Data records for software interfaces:
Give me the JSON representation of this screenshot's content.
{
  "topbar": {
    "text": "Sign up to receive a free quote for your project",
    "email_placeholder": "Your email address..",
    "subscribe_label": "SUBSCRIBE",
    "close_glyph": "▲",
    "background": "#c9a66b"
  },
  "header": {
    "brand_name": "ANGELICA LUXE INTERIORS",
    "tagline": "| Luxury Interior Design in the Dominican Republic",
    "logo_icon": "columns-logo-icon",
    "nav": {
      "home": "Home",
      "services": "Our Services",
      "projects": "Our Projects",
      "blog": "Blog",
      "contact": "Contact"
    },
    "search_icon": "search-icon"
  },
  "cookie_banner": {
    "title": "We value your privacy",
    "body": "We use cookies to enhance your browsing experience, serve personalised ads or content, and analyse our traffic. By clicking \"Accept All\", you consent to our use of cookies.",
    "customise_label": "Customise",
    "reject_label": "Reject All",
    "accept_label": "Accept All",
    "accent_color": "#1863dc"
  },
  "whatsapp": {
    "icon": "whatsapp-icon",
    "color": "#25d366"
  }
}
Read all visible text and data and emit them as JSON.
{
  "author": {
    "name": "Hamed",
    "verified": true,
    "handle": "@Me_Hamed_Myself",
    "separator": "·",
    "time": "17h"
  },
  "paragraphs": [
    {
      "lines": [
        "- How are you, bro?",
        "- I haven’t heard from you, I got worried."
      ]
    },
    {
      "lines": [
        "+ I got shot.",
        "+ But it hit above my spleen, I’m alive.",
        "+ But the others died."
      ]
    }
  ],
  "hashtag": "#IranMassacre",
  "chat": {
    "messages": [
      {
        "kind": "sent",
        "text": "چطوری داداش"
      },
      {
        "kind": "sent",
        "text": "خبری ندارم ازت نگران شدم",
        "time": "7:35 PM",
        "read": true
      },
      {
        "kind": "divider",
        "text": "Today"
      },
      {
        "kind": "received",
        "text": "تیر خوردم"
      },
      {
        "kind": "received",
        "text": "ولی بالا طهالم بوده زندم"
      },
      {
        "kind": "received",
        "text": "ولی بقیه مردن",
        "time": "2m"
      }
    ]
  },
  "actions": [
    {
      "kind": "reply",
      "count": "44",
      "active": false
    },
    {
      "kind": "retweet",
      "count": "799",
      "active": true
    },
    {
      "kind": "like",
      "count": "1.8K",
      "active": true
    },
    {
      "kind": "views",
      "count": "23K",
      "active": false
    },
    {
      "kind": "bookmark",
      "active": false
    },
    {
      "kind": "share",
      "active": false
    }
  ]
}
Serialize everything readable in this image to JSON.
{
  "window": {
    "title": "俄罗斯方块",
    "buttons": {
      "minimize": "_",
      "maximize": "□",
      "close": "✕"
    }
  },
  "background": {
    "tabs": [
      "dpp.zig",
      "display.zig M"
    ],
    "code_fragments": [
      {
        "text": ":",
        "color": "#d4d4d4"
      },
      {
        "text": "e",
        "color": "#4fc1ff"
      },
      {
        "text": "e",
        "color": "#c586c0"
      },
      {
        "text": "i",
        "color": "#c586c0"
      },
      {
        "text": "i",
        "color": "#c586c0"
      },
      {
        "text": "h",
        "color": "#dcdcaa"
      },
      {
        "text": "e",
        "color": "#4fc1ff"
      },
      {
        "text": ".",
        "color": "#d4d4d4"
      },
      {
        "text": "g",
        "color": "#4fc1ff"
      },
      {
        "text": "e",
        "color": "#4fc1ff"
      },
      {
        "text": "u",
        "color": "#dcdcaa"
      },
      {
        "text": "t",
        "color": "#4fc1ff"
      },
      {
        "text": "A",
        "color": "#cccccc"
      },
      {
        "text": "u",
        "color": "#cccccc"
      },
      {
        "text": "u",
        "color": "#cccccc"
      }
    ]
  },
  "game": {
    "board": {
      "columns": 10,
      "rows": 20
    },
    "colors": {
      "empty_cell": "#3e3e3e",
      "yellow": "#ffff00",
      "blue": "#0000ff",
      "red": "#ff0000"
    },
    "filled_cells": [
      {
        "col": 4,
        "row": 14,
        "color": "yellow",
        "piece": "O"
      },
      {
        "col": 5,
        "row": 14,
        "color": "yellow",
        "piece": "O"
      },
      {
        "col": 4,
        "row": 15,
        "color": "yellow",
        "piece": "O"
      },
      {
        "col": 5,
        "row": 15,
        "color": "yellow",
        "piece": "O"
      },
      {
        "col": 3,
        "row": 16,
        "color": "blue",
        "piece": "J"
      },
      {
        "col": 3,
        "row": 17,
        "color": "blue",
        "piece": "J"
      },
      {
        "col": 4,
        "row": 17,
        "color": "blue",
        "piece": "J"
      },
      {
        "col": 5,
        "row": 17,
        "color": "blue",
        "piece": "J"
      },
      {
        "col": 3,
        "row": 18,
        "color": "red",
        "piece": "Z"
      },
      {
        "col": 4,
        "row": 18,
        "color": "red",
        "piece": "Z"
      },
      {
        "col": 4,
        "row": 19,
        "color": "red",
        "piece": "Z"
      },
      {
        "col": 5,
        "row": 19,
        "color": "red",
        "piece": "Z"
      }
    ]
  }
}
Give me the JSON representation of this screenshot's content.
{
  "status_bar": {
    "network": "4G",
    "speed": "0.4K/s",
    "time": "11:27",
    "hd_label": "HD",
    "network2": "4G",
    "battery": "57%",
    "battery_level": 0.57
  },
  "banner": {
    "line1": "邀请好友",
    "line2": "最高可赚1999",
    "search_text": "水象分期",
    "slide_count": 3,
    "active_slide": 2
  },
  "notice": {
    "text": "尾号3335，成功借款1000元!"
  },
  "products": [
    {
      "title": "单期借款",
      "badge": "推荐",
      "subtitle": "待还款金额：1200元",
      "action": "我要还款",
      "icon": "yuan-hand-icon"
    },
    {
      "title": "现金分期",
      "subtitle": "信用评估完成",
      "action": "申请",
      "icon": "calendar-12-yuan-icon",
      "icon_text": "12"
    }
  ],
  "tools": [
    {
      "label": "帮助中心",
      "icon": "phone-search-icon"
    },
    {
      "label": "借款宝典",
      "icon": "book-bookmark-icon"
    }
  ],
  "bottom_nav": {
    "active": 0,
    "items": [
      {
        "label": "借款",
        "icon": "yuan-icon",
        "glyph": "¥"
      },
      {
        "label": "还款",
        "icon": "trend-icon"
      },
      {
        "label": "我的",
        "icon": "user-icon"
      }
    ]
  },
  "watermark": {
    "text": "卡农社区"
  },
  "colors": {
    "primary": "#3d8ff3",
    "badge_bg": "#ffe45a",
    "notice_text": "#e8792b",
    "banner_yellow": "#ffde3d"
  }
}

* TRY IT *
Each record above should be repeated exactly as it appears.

* RESPONSE AREA *
Give me the JSON representation of this screenshot's content.
{
  "topbar": {
    "text": "Sign up to receive a free quote for your project",
    "email_placeholder": "Your email address..",
    "subscribe_label": "SUBSCRIBE",
    "close_glyph": "▲",
    "background": "#c9a66b"
  },
  "header": {
    "brand_name": "ANGELICA LUXE INTERIORS",
    "tagline": "| Luxury Interior Design in the Dominican Republic",
    "logo_icon": "columns-logo-icon",
    "nav": {
      "home": "Home",
      "services": "Our Services",
      "projects": "Our Projects",
      "blog": "Blog",
      "contact": "Contact"
    },
    "search_icon": "search-icon"
  },
  "cookie_banner": {
    "title": "We value your privacy",
    "body": "We use cookies to enhance your browsing experience, serve personalised ads or content, and analyse our traffic. By clicking \"Accept All\", you consent to our use of cookies.",
    "customise_label": "Customise",
    "reject_label": "Reject All",
    "accept_label": "Accept All",
    "accent_color": "#1863dc"
  },
  "whatsapp": {
    "icon": "whatsapp-icon",
    "color": "#25d366"
  }
}
Read all visible text and data and emit them as JSON.
{
  "author": {
    "name": "Hamed",
    "verified": true,
    "handle": "@Me_Hamed_Myself",
    "separator": "·",
    "time": "17h"
  },
  "paragraphs": [
    {
      "lines": [
        "- How are you, bro?",
        "- I haven’t heard from you, I got worried."
      ]
    },
    {
      "lines": [
        "+ I got shot.",
        "+ But it hit above my spleen, I’m alive.",
        "+ But the others died."
      ]
    }
  ],
  "hashtag": "#IranMassacre",
  "chat": {
    "messages": [
      {
        "kind": "sent",
        "text": "چطوری داداش"
      },
      {
        "kind": "sent",
        "text": "خبری ندارم ازت نگران شدم",
        "time": "7:35 PM",
        "read": true
      },
      {
        "kind": "divider",
        "text": "Today"
      },
      {
        "kind": "received",
        "text": "تیر خوردم"
      },
      {
        "kind": "received",
        "text": "ولی بالا طهالم بوده زندم"
      },
      {
        "kind": "received",
        "text": "ولی بقیه مردن",
        "time": "2m"
      }
    ]
  },
  "actions": [
    {
      "kind": "reply",
      "count": "44",
      "active": false
    },
    {
      "kind": "retweet",
      "count": "799",
      "active": true
    },
    {
      "kind": "like",
      "count": "1.8K",
      "active": true
    },
    {
      "kind": "views",
      "count": "23K",
      "active": false
    },
    {
      "kind": "bookmark",
      "active": false
    },
    {
      "kind": "share",
      "active": false
    }
  ]
}
Serialize everything readable in this image to JSON.
{
  "window": {
    "title": "俄罗斯方块",
    "buttons": {
      "minimize": "_",
      "maximize": "□",
      "close": "✕"
    }
  },
  "background": {
    "tabs": [
      "dpp.zig",
      "display.zig M"
    ],
    "code_fragments": [
      {
        "text": ":",
        "color": "#d4d4d4"
      },
      {
        "text": "e",
        "color": "#4fc1ff"
      },
      {
        "text": "e",
        "color": "#c586c0"
      },
      {
        "text": "i",
        "color": "#c586c0"
      },
      {
        "text": "i",
        "color": "#c586c0"
      },
      {
        "text": "h",
        "color": "#dcdcaa"
      },
      {
        "text": "e",
        "color": "#4fc1ff"
      },
      {
        "text": ".",
        "color": "#d4d4d4"
      },
      {
        "text": "g",
        "color": "#4fc1ff"
      },
      {
        "text": "e",
        "color": "#4fc1ff"
      },
      {
        "text": "u",
        "color": "#dcdcaa"
      },
      {
        "text": "t",
        "color": "#4fc1ff"
      },
      {
        "text": "A",
        "color": "#cccccc"
      },
      {
        "text": "u",
        "color": "#cccccc"
      },
      {
        "text": "u",
        "color": "#cccccc"
      }
    ]
  },
  "game": {
    "board": {
      "columns": 10,
      "rows": 20
    },
    "colors": {
      "empty_cell": "#3e3e3e",
      "yellow": "#ffff00",
      "blue": "#0000ff",
      "red": "#ff0000"
    },
    "filled_cells": [
      {
        "col": 4,
        "row": 14,
        "color": "yellow",
        "piece": "O"
      },
      {
        "col": 5,
        "row": 14,
        "color": "yellow",
        "piece": "O"
      },
      {
        "col": 4,
        "row": 15,
        "color": "yellow",
        "piece": "O"
      },
      {
        "col": 5,
        "row": 15,
        "color": "yellow",
        "piece": "O"
      },
      {
        "col": 3,
        "row": 16,
        "color": "blue",
        "piece": "J"
      },
      {
        "col": 3,
        "row": 17,
        "color": "blue",
        "piece": "J"
      },
      {
        "col": 4,
        "row": 17,
        "color": "blue",
        "piece": "J"
      },
      {
        "col": 5,
        "row": 17,
        "color": "blue",
        "piece": "J"
      },
      {
        "col": 3,
        "row": 18,
        "color": "red",
        "piece": "Z"
      },
      {
        "col": 4,
        "row": 18,
        "color": "red",
        "piece": "Z"
      },
      {
        "col": 4,
        "row": 19,
        "color": "red",
        "piece": "Z"
      },
      {
        "col": 5,
        "row": 19,
        "color": "red",
        "piece": "Z"
      }
    ]
  }
}
Give me the JSON representation of this screenshot's content.
{
  "status_bar": {
    "network": "4G",
    "speed": "0.4K/s",
    "time": "11:27",
    "hd_label": "HD",
    "network2": "4G",
    "battery": "57%",
    "battery_level": 0.57
  },
  "banner": {
    "line1": "邀请好友",
    "line2": "最高可赚1999",
    "search_text": "水象分期",
    "slide_count": 3,
    "active_slide": 2
  },
  "notice": {
    "text": "尾号3335，成功借款1000元!"
  },
  "products": [
    {
      "title": "单期借款",
      "badge": "推荐",
      "subtitle": "待还款金额：1200元",
      "action": "我要还款",
      "icon": "yuan-hand-icon"
    },
    {
      "title": "现金分期",
      "subtitle": "信用评估完成",
      "action": "申请",
      "icon": "calendar-12-yuan-icon",
      "icon_text": "12"
    }
  ],
  "tools": [
    {
      "label": "帮助中心",
      "icon": "phone-search-icon"
    },
    {
      "label": "借款宝典",
      "icon": "book-bookmark-icon"
    }
  ],
  "bottom_nav": {
    "active": 0,
    "items": [
      {
        "label": "借款",
        "icon": "yuan-icon",
        "glyph": "¥"
      },
      {
        "label": "还款",
        "icon": "trend-icon"
      },
      {
        "label": "我的",
        "icon": "user-icon"
      }
    ]
  },
  "watermark": {
    "text": "卡农社区"
  },
  "colors": {
    "primary": "#3d8ff3",
    "badge_bg": "#ffe45a",
    "notice_text": "#e8792b",
    "banner_yellow": "#ffde3d"
  }
}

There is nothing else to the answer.